“Hydropower dams cause damage to free-flowing rivers and aquatic ecosystems and often, for very large dams, to communities that are displaced by construction and the creation of reservoirs,” he says. Three Gorges Dam was the worst offender in this case, displacing nearly two million people and causing severe ecological damage on the Yangtze River.

“There are fewer and fewer good places to build environmentally and economically and socially acceptable large hydro facilities, though some options certainly do still exist and could be pursued.”

Wind, sun, water: the importance of energy diversity

According to environmental group International Rivers, 14 of the 17 poorest countries rely primarily on hydropower for electricity. Reducing that reliance in favour of a diverse energy mix is a plausible solution, but, as Gleick confirms, simply building more hydropower plants is not the answer in itself.

“All energy systems benefit from diversification and infrastructure improvements, no matter where we are,” he says. “An energy system that relies on a single energy source or type will always be more vulnerable to disruption and less flexible to changing demands.

“There are places where more dams and power plants will help – but there is no single answer to the problem of drought. A diversified energy system can help reduce the negative effects of drought on hydropower, but just building more dams won’t be enough if water is not available.”

Gleick believes hydropower has an important role to play by providing storage, load following capability, and other benefits such as flood and drought protection, water supply and recreation – but like any energy system, it works best when it is integrated into a diversified and sophisticated portfolio.

“The transition to a low-carbon future is being helped by reductions in the cost of other renewables, especially solar and wind,” he says. “The fastest and easiest way to meet carbon reduction targets now is building solar and wind, which are now far cheaper and far less environmentally disruptive.”

Environmental impact and cost of hydropower

As the recent crisis in Venezuela illustrates, power shortages caused by drought resonate far beyond domestic blackouts, instead contributing to widespread economic hardship and political instability.

In the worst-hit cities, business all but ground to a halt. Reuters reports that in the western Andean state of Merida, which is serviced by the Fabricio Ojeda dam, only 150MW of power was being generated out of a possible 1,100MW.

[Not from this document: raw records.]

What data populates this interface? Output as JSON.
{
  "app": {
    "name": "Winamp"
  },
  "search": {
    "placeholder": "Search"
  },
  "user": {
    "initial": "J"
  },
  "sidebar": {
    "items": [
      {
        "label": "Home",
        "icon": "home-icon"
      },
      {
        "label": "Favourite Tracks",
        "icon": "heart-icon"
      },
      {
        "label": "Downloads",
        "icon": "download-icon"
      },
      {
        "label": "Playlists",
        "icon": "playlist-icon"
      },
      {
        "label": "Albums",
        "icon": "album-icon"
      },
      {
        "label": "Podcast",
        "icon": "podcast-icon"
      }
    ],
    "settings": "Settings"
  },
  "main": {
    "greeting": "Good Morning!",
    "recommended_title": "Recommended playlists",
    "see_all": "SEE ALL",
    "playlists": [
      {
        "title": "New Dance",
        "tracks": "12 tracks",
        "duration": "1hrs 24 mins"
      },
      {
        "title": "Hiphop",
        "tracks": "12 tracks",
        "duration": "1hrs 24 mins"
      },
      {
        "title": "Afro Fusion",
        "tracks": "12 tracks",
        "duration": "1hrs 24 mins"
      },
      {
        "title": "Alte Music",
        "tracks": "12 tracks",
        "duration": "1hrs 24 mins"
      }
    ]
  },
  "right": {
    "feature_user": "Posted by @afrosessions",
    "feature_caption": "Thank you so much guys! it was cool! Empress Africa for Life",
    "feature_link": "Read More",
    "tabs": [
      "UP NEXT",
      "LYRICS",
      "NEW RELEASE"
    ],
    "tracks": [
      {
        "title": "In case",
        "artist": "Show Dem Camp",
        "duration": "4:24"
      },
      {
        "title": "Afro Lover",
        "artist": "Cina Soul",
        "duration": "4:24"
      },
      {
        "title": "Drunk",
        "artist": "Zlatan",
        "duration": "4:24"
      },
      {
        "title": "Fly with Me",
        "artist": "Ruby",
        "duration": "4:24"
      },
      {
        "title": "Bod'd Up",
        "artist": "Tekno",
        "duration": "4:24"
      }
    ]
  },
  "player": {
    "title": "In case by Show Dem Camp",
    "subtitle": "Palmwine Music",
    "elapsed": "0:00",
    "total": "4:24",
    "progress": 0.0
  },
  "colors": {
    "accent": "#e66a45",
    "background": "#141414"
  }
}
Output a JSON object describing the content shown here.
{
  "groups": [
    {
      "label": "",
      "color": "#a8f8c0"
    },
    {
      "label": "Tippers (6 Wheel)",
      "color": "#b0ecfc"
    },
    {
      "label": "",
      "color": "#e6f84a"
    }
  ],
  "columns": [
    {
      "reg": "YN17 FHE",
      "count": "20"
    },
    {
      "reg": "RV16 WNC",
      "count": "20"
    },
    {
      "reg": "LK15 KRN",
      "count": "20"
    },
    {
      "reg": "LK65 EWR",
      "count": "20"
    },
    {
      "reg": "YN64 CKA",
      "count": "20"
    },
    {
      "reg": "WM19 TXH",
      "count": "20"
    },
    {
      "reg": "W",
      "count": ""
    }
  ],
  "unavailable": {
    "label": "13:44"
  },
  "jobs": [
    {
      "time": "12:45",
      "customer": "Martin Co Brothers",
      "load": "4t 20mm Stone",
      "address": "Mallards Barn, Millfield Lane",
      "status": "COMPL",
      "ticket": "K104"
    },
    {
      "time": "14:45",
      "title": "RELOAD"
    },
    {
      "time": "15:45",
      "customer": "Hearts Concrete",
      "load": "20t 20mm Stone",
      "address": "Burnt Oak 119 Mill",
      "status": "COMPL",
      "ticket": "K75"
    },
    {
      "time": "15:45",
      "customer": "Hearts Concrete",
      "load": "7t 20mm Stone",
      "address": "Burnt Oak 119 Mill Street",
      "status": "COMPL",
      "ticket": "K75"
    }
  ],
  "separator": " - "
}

In 2016 in neighbouring Colombia, which relies on hydropower for 70% of its power, drought-related energy shortages forced the country’s then Mines Minister, Tomas Gonzalez, to resign from his position.

According to an April 2017 report by Oxfam on the impacts of climate change in Africa, the drought in East Africa over the past three years is part of a three-decade trend. Seven of the past ten years have seen chronic droughts in East Africa due to poor or failed rains, and temperatures are rising.

Writing in ESI Africa, Tusekile Kibonde of the Africa Trade Insurance Agency (ATI) notes that the average hydropower project takes two to ten years to develop and six to 48 months to construct.

She argues that hydro can be harnessed more effectively by smaller-scale projects rather than by major ones, such as the $80bn Grand Inga project in the Democratic Republic of Congo, which, with a cumulative output capacity of 42,000MW, could conceivably power sub-Saharan Africa all by itself.

So, with water shortages as a result of global warming on the increase, and hydro development and construction costs sizeable, what role will hydropower play in a future characterised by energy diversity?

“Without a doubt there are rapid changes underway in the global energy mix as countries start to get serious about reducing greenhouse gas emissions and cutting fossil fuel use,” states Gleick.

“If we are going to build more hydro, we must be far more sensitive today to the negative impacts such facilities cause on natural ecosystems and local communities than we have been in the past.”